Builder Tom Fogarty pushed the contaminated soil on his and Edmund Johnson’s properties into a containment seal last winter. He is now moving forward with his 1,300-unit Oak Valley project just east of the dump site.

A worker for Performance Excavators, who asked not to be identified, said he’s done hazardous excavation work before and he expected this job to last until mid-October, although a deadline of mid-August has been set, so the potentially dust-stirring work ends before classes resume at Hank Marsh Junior High, which sits about a mile upwind from the site.

Robert McLaughlin works for the Butte County Air Quality Management District, whose task is to monitor the work for high levels of lead-laden dust kicked up while soil is moved for containment. The water from the tank will be used to try to control the dust.

Photo By Tom Angel

Robert McLaughlin, assistant air pollution control officer of the Butte County Air Quality Management District, said his office is overseeing the project and that its charge is to “make sure the public health is protected.”

To that end the district has hired an independent contractor to be on the site every workday to monitor the levels of lead exposed. Ron Vernesoni of ELTERRA Environmental Consulting Services is out of Sedona, Arizona, but is here for the summer, McLaughlin said. Vernesoni’s phone number is 624-0122, and people with concerns and questions can contact him.

Neighbors, including those who live in nearby Stilson Canyon and those across Highway 32 in California Park, the direction the prevailing winds blow, have expressed deep concerns to the city about the dangers of the cleanup work.

The Stilson Canyon folks asked that an alternate route be built to their neighborhood so they would not have to drive past the work site when leaving or coming home. The city denied the request, saying it was unnecessary.

McLaughlin said there are 14 lead-monitoring devices in place, including one mounted on the roof of the junior high gymnasium. He said the results from samples collected by the devices will be posted on a Web site,, but there will be a five-day delay from when the sample is taken and the results are posted.

“We get the results back as fast as we can get them,” he said. “We encourage the public to call us with any questions.”

For 20 years the issue of what to do with the old burn site was pushed around by a variety of Chico City Councils. In 2003, just when it looked like the city would foot the entire bill, Councilman Dan Nguyen-Tan learned that there had actually been a number of private dumps operating close to the city/county dump that had taken in refuge from the early 1900s to the mid-1960s. Landowners were told if they could prove the city had polluted their acres, the city would pay. None did.
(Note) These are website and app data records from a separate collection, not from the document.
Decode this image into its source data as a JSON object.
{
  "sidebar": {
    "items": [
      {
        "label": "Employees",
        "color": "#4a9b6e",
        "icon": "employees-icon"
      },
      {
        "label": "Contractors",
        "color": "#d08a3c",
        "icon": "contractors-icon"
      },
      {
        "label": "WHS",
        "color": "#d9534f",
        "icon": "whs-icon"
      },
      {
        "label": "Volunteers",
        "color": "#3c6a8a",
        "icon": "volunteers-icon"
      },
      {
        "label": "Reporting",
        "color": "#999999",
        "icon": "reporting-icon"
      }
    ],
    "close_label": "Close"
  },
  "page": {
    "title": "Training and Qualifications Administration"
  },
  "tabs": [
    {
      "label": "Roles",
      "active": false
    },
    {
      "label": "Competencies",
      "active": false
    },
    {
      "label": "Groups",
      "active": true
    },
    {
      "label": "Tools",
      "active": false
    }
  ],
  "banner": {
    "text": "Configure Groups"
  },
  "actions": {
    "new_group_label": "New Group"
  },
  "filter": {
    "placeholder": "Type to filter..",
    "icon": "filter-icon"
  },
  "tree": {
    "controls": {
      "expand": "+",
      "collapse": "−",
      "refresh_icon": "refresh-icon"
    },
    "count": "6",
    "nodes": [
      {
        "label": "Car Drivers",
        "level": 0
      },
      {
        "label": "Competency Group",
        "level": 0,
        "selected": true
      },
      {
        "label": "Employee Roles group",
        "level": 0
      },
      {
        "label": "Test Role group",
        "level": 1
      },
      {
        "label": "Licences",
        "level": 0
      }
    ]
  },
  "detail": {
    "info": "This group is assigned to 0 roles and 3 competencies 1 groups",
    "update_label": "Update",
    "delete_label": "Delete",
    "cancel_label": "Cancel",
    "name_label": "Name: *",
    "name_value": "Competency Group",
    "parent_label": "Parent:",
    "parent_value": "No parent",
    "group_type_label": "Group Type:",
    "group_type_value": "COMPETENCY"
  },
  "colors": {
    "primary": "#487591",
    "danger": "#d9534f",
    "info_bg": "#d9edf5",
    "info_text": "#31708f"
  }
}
Last month the Pleasant Valley Assembly of God church tried to bill the city for its share, $70,000, but was turned down.